A product is anything that can be offered to the market for attention, acquisition, use or for consumption and that might satisfy a need or a want. It includes physical objects, services, places, people, organizations and ideas.
A product can be explained in three levels, i.e.:-
a) Core Product:
This consists of the problem solving component of a product or the core benefits of a product e.g. active ingredients in a soap.
b) Actual Product
This consists of the physical components or characteristics which make up the product, e.g. packaging, brand name, quality level, etc.
c) Augmented Product
Marketers often surround their actual products with goods and services that provide additional value to the customer’s purchase. While these factors may not be key reasons leading customers to purchase (i.e., not core benefits), for some the inclusion of these items strengthens the purchase decision while for others failure to include these may cause the customer not to buy. Items considered part of the augmented product include:
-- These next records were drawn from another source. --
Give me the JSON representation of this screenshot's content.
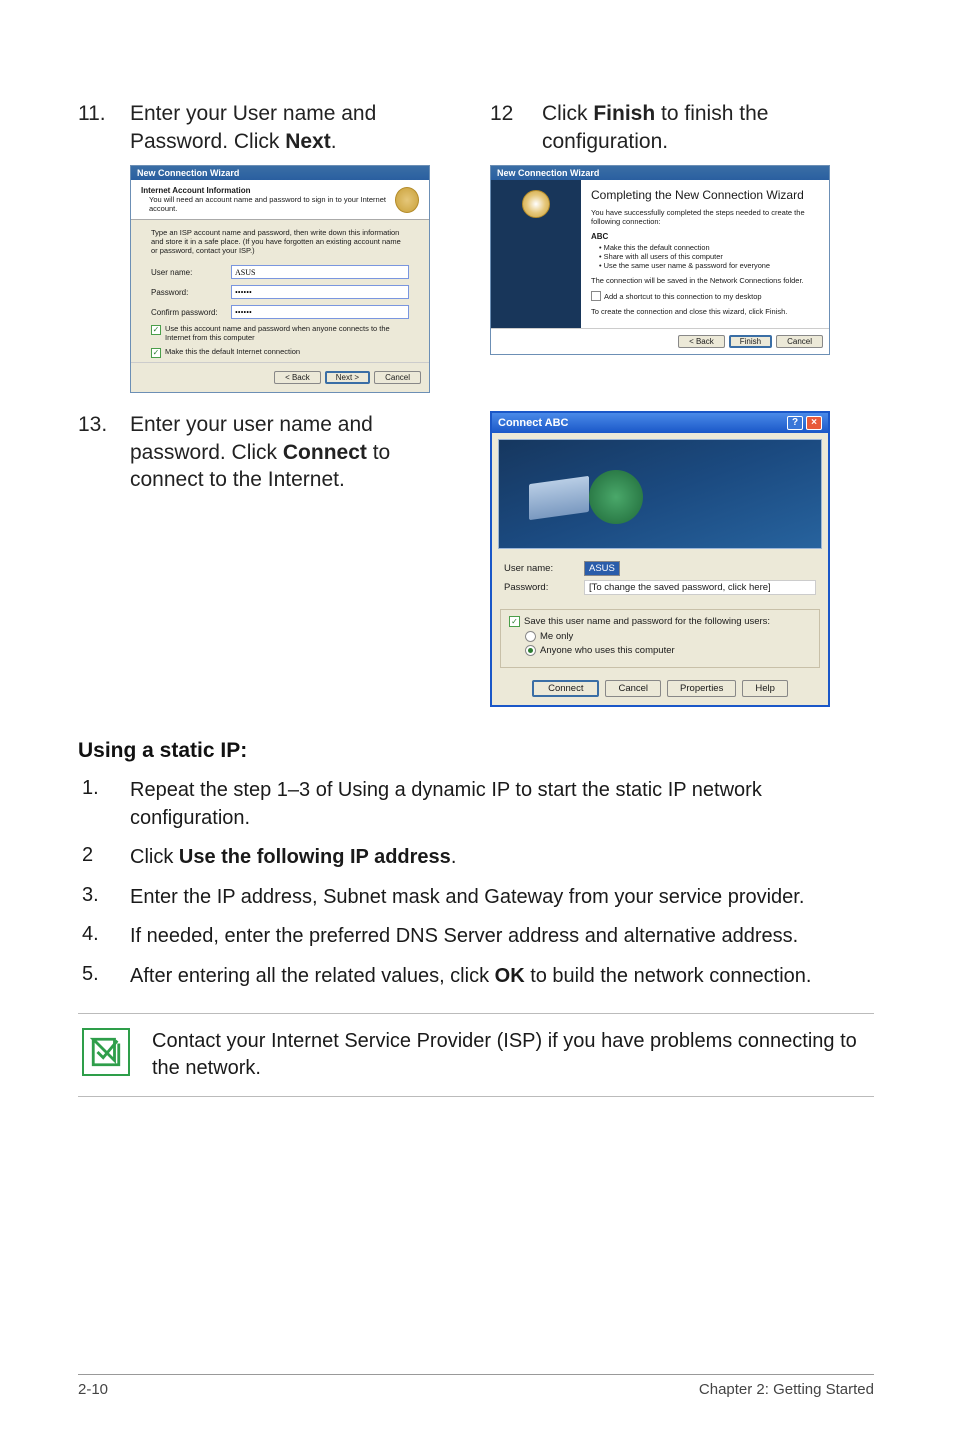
{
  "step11": {
    "num": "11.",
    "text_before": "Enter your User name and Password. Click ",
    "bold": "Next",
    "text_after": "."
  },
  "step12": {
    "num": "12",
    "text_before": "Click ",
    "bold": "Finish",
    "text_after": " to finish the configuration."
  },
  "step13": {
    "num": "13.",
    "text_before": "Enter your user name and password. Click ",
    "bold": "Connect",
    "text_after": " to connect to the Internet."
  },
  "wizard1": {
    "title": "New Connection Wizard",
    "header_bold": "Internet Account Information",
    "header_sub": "You will need an account name and password to sign in to your Internet account.",
    "hint": "Type an ISP account name and password, then write down this information and store it in a safe place. (If you have forgotten an existing account name or password, contact your ISP.)",
    "user_label": "User name:",
    "user_value": "ASUS",
    "pass_label": "Password:",
    "pass_value": "••••••",
    "confirm_label": "Confirm password:",
    "confirm_value": "••••••",
    "chk1": "Use this account name and password when anyone connects to the Internet from this computer",
    "chk2": "Make this the default Internet connection",
    "btn_back": "< Back",
    "btn_next": "Next >",
    "btn_cancel": "Cancel"
  },
  "wizard2": {
    "title": "New Connection Wizard",
    "heading": "Completing the New Connection Wizard",
    "p1": "You have successfully completed the steps needed to create the following connection:",
    "conn_name": "ABC",
    "bullets": [
      "Make this the default connection",
      "Share with all users of this computer",
      "Use the same user name & password for everyone"
    ],
    "p2": "The connection will be saved in the Network Connections folder.",
    "shortcut": "Add a shortcut to this connection to my desktop",
    "p3": "To create the connection and close this wizard, click Finish.",
    "btn_back": "< Back",
    "btn_finish": "Finish",
    "btn_cancel": "Cancel"
  },
  "connect": {
    "title": "Connect ABC",
    "user_label": "User name:",
    "user_value": "ASUS",
    "pass_label": "Password:",
    "pass_value": "[To change the saved password, click here]",
    "save_label": "Save this user name and password for the following users:",
    "radio_me": "Me only",
    "radio_anyone": "Anyone who uses this computer",
    "btn_connect": "Connect",
    "btn_cancel": "Cancel",
    "btn_properties": "Properties",
    "btn_help": "Help"
  },
  "static_ip": {
    "heading": "Using a static IP:",
    "items": [
      {
        "n": "1.",
        "t": "Repeat the step 1–3 of Using a dynamic IP to start the static IP network configuration."
      },
      {
        "n": "2",
        "t_before": "Click ",
        "b": "Use the following IP address",
        "t_after": "."
      },
      {
        "n": "3.",
        "t": "Enter the IP address, Subnet mask and Gateway from your service provider."
      },
      {
        "n": "4.",
        "t": "If needed, enter the preferred DNS Server address and alternative address."
      },
      {
        "n": "5.",
        "t_before": "After entering all the related values, click ",
        "b": "OK",
        "t_after": " to build the network connection."
      }
    ]
  },
  "note": "Contact your Internet Service Provider (ISP) if you have problems connecting to the network.",
  "footer": {
    "page": "2-10",
    "chapter": "Chapter 2: Getting Started"
  }
}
• Guarantee – This provides a level of assurance that the product will perform up to expectations and if not the company marketing the product will support the customer’s decision to replace, have it repaired or return for a refund. • Warranty – This offers customers a level of protection that often extends past the guarantee period to cover repair or replacement of certain product components. • Customer Service – This consists of additional services that support the customer’s needs including offering training and assistance via telephone or online. • Complementary Products – The value of some product purchases can be enhanced with add-on products, such as items that make the main product easier to use (e.g., laptop carrybag), enhance styling (e.g., phone face plates) or extend functionality (e.g., portable keyboard for PDAs). • Accessibility – How customers obtain the product can affect its perceived value depending on such considerations as how easy it is to obtain (e.g., stocked at nearby store, delivered directly to office), the speed at which it can be obtained, and the likelihood it will be available when needed.
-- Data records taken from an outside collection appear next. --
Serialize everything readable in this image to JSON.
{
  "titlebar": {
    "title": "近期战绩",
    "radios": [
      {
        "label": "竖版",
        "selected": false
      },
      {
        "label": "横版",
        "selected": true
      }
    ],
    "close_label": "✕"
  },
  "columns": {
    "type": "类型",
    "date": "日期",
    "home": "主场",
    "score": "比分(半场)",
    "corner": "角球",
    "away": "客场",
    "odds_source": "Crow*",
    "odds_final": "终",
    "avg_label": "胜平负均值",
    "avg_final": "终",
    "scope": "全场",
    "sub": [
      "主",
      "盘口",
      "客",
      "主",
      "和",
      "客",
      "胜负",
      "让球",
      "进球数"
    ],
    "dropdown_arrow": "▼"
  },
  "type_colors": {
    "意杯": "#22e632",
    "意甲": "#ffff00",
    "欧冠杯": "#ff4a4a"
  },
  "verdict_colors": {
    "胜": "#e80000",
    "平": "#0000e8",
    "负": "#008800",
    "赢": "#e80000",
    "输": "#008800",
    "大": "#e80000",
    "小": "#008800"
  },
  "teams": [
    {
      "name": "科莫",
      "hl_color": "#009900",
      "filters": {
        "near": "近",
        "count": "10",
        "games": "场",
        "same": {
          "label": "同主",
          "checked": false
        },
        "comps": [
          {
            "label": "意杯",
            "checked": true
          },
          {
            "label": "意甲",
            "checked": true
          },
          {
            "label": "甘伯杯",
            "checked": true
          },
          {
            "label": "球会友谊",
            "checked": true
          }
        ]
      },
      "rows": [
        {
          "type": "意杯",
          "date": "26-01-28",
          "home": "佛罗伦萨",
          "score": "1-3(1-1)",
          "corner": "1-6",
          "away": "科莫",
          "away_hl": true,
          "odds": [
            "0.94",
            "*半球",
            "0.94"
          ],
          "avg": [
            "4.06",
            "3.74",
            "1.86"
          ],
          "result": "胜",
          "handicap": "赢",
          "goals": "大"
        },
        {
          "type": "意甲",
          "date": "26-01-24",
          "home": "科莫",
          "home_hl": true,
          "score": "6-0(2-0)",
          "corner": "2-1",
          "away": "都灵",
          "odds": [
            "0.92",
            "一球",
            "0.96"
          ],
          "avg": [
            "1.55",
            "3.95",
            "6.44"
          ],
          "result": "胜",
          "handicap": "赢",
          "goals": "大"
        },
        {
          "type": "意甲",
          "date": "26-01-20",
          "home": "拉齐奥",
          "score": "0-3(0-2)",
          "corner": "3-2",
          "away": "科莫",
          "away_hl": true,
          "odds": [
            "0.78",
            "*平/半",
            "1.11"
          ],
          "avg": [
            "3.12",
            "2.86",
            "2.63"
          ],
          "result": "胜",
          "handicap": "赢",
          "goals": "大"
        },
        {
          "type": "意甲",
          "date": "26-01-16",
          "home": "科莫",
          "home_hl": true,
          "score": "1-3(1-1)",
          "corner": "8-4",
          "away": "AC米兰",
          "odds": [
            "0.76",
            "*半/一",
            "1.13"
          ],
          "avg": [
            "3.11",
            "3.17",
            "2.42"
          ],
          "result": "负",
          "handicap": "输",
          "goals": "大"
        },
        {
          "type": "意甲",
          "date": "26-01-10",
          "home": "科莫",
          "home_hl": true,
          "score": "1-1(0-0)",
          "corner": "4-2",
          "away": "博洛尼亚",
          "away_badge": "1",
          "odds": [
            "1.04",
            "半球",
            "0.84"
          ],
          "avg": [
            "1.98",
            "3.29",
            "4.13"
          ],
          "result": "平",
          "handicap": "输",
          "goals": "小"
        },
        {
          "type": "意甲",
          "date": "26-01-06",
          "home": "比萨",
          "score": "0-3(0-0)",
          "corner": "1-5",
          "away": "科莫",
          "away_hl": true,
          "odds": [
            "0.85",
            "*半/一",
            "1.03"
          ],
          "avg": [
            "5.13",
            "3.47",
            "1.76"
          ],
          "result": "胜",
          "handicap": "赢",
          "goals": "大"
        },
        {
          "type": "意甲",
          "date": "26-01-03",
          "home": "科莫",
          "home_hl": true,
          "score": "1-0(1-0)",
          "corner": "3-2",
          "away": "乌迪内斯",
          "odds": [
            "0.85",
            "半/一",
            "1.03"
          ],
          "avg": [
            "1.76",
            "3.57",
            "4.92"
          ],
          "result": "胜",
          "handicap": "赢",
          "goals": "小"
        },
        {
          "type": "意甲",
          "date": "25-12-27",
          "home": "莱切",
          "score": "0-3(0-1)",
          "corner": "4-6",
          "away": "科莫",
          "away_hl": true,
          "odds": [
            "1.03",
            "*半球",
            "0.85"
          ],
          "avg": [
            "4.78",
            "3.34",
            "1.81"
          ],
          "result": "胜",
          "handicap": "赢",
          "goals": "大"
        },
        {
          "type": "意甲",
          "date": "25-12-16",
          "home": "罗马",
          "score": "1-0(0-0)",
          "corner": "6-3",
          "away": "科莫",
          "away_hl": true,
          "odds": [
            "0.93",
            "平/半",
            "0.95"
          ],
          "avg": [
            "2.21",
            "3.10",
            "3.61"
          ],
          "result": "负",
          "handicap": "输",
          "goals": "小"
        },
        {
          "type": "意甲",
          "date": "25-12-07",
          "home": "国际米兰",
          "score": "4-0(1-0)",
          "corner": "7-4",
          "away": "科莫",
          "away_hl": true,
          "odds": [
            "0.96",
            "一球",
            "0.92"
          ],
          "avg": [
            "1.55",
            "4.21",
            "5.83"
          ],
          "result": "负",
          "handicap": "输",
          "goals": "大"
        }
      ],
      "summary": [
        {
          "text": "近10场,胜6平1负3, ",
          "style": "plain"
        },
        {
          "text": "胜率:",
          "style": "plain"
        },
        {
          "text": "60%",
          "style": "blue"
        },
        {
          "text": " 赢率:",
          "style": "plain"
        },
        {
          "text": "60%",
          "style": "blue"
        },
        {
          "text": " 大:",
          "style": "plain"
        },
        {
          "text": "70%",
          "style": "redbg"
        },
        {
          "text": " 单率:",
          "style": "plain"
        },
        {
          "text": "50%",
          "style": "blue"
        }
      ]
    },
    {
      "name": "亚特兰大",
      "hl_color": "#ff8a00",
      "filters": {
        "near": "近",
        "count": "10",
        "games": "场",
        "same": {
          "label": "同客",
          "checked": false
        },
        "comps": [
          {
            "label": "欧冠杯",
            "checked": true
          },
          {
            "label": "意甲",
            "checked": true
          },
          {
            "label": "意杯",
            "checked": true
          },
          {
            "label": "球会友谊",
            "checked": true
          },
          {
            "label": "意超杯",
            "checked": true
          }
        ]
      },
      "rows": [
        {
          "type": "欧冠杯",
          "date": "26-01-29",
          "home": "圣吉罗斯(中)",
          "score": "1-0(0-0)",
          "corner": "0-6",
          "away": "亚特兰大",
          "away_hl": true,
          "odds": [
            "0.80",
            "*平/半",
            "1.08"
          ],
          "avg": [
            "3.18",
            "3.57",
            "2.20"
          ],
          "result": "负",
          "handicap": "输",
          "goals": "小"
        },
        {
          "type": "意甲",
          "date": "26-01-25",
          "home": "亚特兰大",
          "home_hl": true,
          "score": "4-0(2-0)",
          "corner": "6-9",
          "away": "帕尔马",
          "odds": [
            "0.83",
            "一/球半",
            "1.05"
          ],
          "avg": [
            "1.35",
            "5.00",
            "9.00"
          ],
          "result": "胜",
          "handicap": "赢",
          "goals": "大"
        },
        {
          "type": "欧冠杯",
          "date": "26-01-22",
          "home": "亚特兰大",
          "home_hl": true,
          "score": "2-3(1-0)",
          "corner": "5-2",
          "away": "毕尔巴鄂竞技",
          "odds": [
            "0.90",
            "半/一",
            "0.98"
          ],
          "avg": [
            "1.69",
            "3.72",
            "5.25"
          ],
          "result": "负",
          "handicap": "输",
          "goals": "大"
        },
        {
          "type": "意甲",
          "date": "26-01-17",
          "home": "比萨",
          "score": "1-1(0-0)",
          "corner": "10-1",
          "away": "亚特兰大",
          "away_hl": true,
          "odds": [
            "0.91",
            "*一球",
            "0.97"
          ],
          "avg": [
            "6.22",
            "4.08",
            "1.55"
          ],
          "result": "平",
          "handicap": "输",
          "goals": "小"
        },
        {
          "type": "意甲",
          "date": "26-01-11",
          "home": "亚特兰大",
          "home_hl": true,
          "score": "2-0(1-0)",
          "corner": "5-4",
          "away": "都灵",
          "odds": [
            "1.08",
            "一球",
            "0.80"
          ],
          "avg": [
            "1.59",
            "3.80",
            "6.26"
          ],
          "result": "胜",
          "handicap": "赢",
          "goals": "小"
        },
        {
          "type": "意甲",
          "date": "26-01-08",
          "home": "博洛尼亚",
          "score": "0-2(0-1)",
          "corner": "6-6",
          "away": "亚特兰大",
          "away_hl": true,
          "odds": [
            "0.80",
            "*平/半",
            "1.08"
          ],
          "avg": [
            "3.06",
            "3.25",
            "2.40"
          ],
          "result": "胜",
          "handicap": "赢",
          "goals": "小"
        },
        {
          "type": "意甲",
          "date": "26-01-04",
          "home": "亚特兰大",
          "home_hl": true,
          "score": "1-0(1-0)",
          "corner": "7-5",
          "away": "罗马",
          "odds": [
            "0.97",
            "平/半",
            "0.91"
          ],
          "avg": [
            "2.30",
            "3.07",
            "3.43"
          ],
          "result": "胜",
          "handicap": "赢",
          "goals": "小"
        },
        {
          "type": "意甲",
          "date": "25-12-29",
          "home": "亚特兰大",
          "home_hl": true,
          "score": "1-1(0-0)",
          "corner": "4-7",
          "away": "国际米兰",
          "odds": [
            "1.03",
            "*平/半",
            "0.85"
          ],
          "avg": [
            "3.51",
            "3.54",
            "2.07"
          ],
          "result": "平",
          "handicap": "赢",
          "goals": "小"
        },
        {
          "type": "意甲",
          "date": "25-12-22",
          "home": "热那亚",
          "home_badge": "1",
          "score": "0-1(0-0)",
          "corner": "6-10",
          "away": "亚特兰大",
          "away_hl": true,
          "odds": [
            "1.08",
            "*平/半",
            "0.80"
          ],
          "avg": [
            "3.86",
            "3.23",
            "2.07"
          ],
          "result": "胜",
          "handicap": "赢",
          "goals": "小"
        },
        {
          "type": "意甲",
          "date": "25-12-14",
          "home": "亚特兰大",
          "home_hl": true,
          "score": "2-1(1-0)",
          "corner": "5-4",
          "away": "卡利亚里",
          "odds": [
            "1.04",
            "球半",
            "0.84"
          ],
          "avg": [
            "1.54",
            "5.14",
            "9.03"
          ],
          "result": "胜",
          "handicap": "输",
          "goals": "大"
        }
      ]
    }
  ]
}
They are broadly divided into two depending on consumers who use them. 1. Consumer products
2. Industrial products